PARIS – Emergency workers rescued or evacuated hundreds of people in southern France as flash flooding abruptly turned roads and fields into rivers and lakes.
No casualties have been reported, but new heavy rainfall threatened the area Wednesday. Local authorities said the rains caused significant damage to homes and infrastructure across towns and villages between Nimes and Montpellier.
A man who had been believed swept down the Rhony River was found safe after he had taken refuge nearby, the local administration for the Gard region tweeted Wednesday.
One person was hit by lightning but survived, and a supermarket roof collapsed under the pounding water, according to the regional emergency service.
People evacuated from a campground described on BFM television that they watched waters surge toward their campers.

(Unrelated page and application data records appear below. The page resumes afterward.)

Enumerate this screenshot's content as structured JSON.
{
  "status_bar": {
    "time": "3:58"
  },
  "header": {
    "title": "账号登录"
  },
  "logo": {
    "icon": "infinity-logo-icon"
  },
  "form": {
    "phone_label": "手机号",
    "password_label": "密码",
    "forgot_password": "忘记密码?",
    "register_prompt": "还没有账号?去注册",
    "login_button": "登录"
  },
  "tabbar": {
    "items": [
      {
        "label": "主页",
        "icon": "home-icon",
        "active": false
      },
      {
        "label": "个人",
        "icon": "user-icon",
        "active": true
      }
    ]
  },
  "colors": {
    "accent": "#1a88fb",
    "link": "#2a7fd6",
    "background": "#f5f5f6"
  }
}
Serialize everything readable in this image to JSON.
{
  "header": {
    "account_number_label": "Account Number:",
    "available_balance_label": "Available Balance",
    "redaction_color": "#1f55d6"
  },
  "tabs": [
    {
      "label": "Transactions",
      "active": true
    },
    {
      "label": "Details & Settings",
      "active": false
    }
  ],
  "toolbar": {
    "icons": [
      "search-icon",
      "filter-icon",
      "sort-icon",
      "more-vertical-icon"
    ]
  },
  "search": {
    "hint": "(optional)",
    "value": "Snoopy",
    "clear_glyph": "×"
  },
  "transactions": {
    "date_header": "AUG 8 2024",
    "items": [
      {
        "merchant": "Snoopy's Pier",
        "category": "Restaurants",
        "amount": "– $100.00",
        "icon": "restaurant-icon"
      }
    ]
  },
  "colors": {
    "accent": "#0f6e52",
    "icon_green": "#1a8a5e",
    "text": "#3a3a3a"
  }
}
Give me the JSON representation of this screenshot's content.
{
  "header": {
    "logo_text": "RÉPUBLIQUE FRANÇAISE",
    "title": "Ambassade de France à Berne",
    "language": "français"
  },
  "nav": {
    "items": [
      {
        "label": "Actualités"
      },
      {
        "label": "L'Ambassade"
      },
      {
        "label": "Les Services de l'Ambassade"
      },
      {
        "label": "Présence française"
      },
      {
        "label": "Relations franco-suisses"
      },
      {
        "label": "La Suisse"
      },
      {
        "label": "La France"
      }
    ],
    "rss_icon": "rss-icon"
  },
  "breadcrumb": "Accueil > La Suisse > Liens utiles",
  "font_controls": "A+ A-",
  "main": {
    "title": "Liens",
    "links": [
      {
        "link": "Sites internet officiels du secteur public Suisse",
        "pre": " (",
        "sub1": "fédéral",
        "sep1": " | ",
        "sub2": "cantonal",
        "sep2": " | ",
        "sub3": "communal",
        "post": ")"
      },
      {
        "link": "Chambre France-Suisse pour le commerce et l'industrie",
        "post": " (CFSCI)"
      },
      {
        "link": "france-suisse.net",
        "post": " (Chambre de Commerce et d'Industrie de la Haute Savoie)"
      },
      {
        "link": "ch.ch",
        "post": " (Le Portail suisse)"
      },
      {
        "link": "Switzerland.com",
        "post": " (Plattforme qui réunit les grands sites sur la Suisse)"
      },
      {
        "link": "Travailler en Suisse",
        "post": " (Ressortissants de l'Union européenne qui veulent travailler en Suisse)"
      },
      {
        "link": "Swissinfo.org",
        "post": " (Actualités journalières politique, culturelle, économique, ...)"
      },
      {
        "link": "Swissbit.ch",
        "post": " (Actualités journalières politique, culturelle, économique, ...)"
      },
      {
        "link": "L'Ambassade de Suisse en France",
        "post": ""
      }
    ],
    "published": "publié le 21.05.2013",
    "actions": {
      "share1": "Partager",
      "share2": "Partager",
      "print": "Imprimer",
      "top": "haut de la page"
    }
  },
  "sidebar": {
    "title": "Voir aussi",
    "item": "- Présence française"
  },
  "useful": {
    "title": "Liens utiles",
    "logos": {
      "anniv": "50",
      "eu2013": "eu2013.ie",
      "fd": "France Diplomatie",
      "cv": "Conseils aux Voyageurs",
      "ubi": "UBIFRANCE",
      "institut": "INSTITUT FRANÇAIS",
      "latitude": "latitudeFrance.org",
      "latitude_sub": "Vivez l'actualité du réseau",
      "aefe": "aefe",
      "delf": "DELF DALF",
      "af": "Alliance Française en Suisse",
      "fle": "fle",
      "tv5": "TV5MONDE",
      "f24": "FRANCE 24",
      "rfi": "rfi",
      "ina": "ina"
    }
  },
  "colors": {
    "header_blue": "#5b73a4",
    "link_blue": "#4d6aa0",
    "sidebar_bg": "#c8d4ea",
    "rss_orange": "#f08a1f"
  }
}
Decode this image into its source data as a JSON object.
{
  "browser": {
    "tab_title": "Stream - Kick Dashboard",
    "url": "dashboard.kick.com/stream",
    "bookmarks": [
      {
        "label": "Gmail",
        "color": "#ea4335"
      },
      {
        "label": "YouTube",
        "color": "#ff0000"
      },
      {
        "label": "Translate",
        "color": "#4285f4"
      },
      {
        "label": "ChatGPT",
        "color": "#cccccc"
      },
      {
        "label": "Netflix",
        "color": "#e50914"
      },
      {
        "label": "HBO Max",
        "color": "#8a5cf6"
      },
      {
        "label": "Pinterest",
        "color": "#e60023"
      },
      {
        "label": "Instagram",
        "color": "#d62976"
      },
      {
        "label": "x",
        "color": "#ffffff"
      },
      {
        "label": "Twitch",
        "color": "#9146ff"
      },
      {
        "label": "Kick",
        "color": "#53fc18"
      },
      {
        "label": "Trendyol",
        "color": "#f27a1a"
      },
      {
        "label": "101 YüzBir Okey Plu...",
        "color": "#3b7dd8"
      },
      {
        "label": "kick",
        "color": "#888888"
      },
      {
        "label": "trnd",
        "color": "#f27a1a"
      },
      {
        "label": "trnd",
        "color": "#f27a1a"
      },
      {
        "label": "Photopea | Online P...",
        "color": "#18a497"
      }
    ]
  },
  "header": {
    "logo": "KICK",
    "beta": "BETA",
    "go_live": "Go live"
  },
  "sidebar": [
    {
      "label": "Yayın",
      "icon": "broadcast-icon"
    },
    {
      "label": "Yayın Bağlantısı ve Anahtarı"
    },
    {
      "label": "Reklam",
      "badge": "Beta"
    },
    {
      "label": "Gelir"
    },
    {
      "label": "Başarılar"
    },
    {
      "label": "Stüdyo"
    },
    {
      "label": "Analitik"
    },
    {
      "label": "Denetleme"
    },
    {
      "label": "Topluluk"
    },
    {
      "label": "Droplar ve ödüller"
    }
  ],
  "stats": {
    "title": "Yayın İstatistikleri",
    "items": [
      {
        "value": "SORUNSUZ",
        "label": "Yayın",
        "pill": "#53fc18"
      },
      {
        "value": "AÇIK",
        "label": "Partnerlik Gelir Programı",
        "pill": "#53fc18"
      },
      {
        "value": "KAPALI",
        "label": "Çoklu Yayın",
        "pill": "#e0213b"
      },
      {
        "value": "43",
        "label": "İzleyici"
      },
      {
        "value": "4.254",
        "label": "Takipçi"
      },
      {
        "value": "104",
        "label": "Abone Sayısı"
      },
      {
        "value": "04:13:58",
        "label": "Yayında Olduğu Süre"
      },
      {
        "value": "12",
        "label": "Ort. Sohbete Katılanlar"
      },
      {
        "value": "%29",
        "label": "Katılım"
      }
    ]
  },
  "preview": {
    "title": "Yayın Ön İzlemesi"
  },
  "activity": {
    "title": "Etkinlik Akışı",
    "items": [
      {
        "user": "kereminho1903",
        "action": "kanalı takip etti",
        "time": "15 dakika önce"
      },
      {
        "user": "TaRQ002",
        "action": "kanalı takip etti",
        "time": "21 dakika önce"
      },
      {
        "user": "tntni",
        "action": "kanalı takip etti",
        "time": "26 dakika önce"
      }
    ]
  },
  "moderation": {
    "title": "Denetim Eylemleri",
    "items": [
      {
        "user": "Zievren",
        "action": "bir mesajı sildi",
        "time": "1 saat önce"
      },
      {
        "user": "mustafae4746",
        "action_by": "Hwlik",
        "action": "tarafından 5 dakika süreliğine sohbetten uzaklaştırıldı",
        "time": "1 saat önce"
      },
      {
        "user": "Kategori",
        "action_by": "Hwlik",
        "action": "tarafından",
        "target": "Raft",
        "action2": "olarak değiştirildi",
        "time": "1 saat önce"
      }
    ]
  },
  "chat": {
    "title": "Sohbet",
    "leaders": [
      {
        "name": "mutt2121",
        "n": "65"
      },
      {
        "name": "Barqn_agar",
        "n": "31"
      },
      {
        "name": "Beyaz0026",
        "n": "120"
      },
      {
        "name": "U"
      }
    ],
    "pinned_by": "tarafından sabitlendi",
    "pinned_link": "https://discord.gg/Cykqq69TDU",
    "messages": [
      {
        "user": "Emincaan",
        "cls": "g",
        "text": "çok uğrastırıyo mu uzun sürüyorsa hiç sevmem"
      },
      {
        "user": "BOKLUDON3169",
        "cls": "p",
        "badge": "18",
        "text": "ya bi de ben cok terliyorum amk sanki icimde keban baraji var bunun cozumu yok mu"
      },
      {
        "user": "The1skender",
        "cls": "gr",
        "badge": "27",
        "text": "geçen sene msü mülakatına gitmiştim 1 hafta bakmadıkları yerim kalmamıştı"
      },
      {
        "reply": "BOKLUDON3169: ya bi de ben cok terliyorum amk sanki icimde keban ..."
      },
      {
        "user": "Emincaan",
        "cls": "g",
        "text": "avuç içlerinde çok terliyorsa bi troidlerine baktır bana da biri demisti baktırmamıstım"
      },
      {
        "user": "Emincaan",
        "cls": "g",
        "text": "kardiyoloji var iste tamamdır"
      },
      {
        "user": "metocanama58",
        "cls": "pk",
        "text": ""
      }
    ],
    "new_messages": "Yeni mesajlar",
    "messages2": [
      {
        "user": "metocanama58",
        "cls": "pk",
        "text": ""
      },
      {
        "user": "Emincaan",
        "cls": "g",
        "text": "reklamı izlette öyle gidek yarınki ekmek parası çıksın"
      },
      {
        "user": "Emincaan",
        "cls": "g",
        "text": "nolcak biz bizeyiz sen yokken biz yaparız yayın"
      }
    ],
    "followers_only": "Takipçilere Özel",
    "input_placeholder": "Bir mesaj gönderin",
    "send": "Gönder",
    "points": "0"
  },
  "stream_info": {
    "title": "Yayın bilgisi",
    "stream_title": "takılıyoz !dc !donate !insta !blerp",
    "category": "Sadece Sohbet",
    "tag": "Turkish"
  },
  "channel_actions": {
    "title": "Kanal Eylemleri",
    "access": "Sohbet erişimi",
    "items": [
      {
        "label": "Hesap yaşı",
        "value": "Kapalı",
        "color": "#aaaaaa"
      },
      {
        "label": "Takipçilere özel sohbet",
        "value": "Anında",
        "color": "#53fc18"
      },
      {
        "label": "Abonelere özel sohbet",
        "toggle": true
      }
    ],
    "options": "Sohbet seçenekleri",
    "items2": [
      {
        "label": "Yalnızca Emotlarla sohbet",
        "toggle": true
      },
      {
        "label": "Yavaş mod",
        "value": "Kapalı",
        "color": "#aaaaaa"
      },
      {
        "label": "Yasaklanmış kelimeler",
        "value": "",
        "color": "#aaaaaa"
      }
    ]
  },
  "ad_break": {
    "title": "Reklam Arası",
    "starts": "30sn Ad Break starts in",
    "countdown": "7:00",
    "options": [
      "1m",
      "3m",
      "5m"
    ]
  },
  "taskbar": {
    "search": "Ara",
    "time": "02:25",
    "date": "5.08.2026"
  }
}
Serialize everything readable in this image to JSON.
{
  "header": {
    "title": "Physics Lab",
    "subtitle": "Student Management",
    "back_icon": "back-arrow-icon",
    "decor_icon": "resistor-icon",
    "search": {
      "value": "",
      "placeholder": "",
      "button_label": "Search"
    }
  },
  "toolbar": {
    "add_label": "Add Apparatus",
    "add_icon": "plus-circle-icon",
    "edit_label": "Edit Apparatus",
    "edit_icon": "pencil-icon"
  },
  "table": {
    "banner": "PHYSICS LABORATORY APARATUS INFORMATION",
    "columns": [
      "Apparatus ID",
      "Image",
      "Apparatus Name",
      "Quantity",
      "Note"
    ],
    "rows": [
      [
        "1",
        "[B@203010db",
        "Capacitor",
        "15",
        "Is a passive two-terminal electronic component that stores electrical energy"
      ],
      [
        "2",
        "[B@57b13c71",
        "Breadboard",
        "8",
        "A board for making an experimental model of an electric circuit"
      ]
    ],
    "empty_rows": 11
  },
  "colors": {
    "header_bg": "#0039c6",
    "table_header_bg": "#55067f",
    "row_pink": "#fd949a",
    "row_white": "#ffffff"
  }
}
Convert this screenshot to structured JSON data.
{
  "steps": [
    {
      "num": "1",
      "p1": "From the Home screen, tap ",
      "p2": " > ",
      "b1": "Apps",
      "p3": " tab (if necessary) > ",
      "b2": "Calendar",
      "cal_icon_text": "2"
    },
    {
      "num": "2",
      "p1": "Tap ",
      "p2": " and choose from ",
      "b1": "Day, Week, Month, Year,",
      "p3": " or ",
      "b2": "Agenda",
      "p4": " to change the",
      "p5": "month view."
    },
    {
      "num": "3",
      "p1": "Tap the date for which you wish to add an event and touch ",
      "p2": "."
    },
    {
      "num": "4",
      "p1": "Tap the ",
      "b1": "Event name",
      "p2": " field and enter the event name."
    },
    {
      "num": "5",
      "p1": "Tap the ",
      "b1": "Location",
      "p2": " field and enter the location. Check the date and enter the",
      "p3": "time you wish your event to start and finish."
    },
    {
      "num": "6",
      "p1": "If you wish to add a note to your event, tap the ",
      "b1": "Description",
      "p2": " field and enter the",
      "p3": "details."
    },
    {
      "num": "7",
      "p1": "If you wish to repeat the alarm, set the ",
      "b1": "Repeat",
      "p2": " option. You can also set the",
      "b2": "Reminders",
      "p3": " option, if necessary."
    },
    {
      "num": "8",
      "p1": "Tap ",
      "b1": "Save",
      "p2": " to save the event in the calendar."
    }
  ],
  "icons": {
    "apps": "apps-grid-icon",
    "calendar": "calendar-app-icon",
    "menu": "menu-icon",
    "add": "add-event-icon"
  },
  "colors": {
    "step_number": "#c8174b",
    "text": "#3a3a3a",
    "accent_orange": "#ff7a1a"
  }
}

About 800 firefighters were mobilized to rescue people via helicopter and other means.
Schools across the region and a major highway and other roads were closed Wednesday as cleanup work started in some towns.
The flooding comes after a season of extreme weather that saw devastating wildfires near the French Riviera and around the Mediterranean, record-breaking flooding in Germany and Belgium and droughts or heat waves in other areas around the world. Scientists say such events are expected but happen more frequently now as the planet is warming because of human-caused climate change.
The government will declare the floods a natural catastrophe to free up aid and insurance payments, government spokesman Gabriel Attal said Wednesday. He promised help for residents and others who suffered damages “to heal the wounds of this flood.”